Wren.  What am I looking for?

Fox was not on my mind when I settled down to explore Wren. She pulled herself out of Braken hidden from the biting north wind. She may have stayed all day had I not chosen this spot to improve on last week’s ability to see Wren. Disdainful look over her shoulder, I knew my place. Wren moved, well Braken moved like Michael Benteen’s Potty Time, but Wren did not show. Then a whirr of wings. A cocked brown tail; pale supercilium; pointy beak; bright beady eye; then nothing.  Deep undercover it called leading to a burst of song from behind me. Then it was just Braken again.
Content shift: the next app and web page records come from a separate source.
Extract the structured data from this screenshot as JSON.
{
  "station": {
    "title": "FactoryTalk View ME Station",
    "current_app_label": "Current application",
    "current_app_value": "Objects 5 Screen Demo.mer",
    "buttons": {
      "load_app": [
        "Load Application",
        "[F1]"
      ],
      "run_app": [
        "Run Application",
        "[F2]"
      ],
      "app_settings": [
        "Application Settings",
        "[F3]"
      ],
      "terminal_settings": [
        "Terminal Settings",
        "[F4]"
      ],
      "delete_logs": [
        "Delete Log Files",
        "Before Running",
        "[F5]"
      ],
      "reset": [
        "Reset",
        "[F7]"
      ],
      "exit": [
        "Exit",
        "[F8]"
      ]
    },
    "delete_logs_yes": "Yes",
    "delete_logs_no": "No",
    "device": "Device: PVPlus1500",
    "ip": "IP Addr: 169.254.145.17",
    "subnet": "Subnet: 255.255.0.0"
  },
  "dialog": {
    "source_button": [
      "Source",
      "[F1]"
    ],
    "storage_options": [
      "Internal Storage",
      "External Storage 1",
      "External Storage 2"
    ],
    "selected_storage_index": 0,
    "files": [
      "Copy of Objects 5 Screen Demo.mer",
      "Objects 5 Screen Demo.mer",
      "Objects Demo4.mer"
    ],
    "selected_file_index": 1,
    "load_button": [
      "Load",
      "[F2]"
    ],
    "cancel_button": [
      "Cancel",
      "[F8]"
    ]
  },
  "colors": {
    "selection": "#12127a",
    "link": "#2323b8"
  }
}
Knowing Wren is going to be more time consuming than I originally thought.

I was in town later and on a whim I went to see what modern nature writers were saying about Wren.  The Complete Book of Garden birds, with David Daley’s lovely water colours, devotes as much space to Wren as it does to Hawfinch.  This parity  is not mirrored I suspect by most birders with the current influx of hundreds of Hawfinches to the country.

Wren by David Daley

After that other writers expressed Wren as a tut-tutter, unmistakeable and a list padder.  Repetition of the volume of song from such a small bird began to bore me.  Why has all the observant creative writing been lost to repeating things others have already said.  No wonder children are not engaged.

I turned to go and at the top of the stairs was a copy of Macfarlane and Morris’s Lost Words.  Having seen Wren being painted and spoken, would the book live up to expectations.  These are spells to engage children with things we are losing.  Important things and Wren is there as its own page and hidden amongst the other leaves too.

This is what I am searching for.  Wren, an active verb as well as a hidden noun.  Here was the project.  Why? may be a different question.

The facts may already be known, but not to me.  At 9 grams it is the weight of a £1 coin.  How has it successfully covered the Northern Hemisphere?

What is it about ‘Wren-ness’?

There are few birds that span the Northern Hemisphere that have not been aided to do so by man.  One of these exceptions is the Wren.  Until recently (2010) regarded as one species, on any given Spring day as the sun rises it would be shining on a Wren setting forth its territorial claim to its slice of the planet.  There is no more exciting a claim than such a small bird with such a loud voice.  Donald Kroodsma envisaged this as, ‘a wave of Wren song following the sun’.  Across the globe, because of this, many cultures encounter Wrens.  Each in turn labels it, some for its small size or like the Ojibway who name it in honour of its song- Ka-wa-miti-go-shi-que-na-go-mooch.

Seeing a new species of bird for the first time makes a huge impression when they are rare and sought after.  Gyr Falcon, Pacific Swift, Lark Sparrow and Oriental Praticole are words that conjure up a moment in time on a specific day that I first saw them.  Common birds just drift into your consciousness after forty years of birding.  Blue Tits, Robins, Greenfinch and Linnets are just as much a part of my childhood as my family.  I don’t remember when I first met them either.  I do however have a memory of Wren singing from a Hogweed in bright May sunshine.

Looking for a close to home bird project for 2018 I realised I don’t know much about Wrens, even though it features in most of my birding notes.  From winters on upland moors down to the beach Wren is always there.  In City centres it is there, I have heard it singing among the noise of Liverpool’s shoppers.  But I don’t know Wren and while out of work it leached into my being and I need to know more.

This may be the start of something or nothing, but I have the chance to see two more taxa of Wren-ness.  Before I do I need to know more about ours.

This photo gives you some idea of what I have let myself in for.  Its a bird form the far east and I will credit the photographer once he tells me which country it was taken in.  It shows Wren-ness, but not of the kind I see in my garden.  Let the adventures begin.

'far eastern' Wren